Work item. If a line in the listing below includes the string "value", pull it out.

Provided records.
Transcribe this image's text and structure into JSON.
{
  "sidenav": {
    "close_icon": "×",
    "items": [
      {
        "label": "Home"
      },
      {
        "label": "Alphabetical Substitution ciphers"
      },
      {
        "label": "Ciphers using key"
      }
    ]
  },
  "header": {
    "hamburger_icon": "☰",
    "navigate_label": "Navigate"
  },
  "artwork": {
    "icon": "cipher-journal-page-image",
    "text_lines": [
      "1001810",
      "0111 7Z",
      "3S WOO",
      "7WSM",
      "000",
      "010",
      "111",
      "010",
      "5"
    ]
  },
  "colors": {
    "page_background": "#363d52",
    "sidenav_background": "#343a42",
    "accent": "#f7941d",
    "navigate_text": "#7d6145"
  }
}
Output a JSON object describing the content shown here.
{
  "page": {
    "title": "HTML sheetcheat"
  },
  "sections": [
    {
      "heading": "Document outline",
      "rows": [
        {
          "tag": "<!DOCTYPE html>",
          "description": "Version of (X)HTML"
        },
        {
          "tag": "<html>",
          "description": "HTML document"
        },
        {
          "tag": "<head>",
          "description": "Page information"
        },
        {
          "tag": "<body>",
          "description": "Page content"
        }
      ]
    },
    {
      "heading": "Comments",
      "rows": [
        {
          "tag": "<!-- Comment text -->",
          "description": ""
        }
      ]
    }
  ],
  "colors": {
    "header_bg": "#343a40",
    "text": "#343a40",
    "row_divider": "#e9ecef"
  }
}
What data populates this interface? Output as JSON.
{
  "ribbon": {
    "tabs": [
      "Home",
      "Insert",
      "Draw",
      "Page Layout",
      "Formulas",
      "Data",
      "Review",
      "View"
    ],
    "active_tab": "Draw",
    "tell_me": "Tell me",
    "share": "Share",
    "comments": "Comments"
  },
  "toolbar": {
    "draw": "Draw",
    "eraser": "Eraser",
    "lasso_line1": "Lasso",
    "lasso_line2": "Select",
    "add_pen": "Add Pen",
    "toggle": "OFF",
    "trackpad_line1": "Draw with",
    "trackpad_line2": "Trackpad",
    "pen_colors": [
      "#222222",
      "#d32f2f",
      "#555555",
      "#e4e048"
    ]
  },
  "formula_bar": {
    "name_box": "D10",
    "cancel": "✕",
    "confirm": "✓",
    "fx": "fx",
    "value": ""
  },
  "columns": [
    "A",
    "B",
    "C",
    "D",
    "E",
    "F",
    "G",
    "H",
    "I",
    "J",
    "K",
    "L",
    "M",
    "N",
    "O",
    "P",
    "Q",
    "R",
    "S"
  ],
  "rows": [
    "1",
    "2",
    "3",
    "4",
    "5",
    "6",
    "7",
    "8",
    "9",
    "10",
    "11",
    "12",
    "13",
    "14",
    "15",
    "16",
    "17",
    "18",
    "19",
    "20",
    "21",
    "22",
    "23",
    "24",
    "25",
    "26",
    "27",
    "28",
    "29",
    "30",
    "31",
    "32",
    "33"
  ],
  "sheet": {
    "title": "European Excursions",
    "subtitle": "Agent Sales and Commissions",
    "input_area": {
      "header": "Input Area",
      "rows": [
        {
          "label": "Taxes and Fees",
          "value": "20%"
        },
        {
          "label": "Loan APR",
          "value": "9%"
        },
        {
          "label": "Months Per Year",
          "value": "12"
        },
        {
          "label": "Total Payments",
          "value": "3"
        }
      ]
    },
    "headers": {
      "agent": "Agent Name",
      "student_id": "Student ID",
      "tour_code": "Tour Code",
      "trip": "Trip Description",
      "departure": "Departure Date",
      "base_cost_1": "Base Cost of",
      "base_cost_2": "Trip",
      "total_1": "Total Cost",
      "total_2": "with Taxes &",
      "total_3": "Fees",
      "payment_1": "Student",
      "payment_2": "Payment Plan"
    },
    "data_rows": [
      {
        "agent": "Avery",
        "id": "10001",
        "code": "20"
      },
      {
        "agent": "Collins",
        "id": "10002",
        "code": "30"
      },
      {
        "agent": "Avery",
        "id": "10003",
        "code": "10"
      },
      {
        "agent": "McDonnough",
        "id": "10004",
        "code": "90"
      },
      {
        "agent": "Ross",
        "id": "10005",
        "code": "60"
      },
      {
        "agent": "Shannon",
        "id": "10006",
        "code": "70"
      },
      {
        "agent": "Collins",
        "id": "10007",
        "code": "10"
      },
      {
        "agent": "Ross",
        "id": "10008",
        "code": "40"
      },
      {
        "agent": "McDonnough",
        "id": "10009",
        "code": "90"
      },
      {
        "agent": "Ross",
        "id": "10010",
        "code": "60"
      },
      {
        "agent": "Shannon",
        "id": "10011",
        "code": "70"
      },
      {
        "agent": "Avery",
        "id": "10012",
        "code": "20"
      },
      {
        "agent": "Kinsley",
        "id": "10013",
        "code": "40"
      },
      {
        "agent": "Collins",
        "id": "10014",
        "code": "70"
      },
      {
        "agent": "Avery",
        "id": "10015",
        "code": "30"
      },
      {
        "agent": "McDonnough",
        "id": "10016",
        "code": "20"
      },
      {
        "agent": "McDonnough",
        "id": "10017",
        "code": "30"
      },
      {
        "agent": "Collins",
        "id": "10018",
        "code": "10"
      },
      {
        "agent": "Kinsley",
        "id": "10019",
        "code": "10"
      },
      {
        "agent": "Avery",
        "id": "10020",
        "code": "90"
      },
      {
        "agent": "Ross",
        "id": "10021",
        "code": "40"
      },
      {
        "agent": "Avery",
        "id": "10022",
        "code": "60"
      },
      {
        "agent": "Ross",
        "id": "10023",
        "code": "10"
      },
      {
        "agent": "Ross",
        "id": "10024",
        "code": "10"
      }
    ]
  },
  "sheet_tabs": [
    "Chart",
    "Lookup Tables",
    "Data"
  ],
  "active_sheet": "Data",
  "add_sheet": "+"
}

Expected answer.
    "value": ""
          "value": "20%"
          "value": "9%"
          "value": "12"
          "value": "3"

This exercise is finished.